Now, two decades later, parents are still wondering whether or not ADD or ADHD is increasing. Now, toxins such as pesticides, drugs (prescribed or illicit), and alcohol during pregnancy have been associated with higher incidences of attention deficits. When looking at these factors, the time of the exposure and the amount of exposure (the dose) have to be considered. For example, consider timing– when pregnant women drink alcohol during the first couple of days after conception, there is little evidence that any damage is done—not that anyone thinks that drinking any alcohol during pregnancy is entirely safe. But pregnant women drinking during the time of brain development are at risk of exposing and permanently hurting their developing babies. Furthermore, consider dose–the more women drink alcohol during pregnancy, the worse the effects.
Lately, media has been considered to be an additional risk factor for attention deficit disorder. A study done by Zimmerman and Christakis in 2006 concluded that non-educational television viewing before the age of 3 was associated with attention problems five years later. Other studies have looked at the differences between violent television watching, total hours of television per day, exposure to video games, and other sorts of media exposure and attention or educational problems. There are many different results in these various studies, but most point to one conclusion.
Consider media (and that includes television, video games, the internet, smart phones, tablets, etc.) as a possible toxin. Common sense suggests that the timing and the dose matter. In other words, a dose of too much media can be toxic. And the damage that the toxin can induce is related to the timing of the toxin. So, if a child is exposed to too much media during childhood then the danger is great. Bottom line: turn the stuff off and let your kids play, run around, color, read books, and go to school. That isn’t always easy to do, but after all, you’re the parent and your job is to protect your kids from danger.
Photo by Ivan T, available under a Creative Commons attribution license.

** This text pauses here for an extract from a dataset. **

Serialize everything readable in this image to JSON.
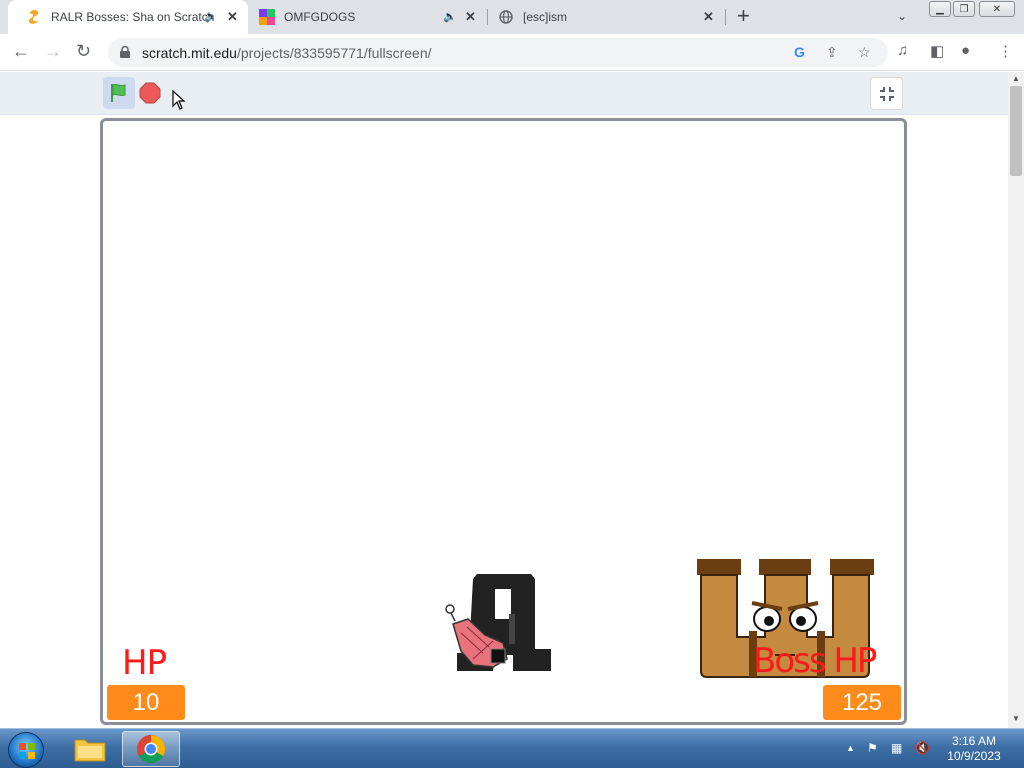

Smith, L. (2011). Media and ADHD. Psych Central. Retrieved on January 17, 2017, from http://blogs.psychcentral.com/anxiety/2011/10/media-and-adhd/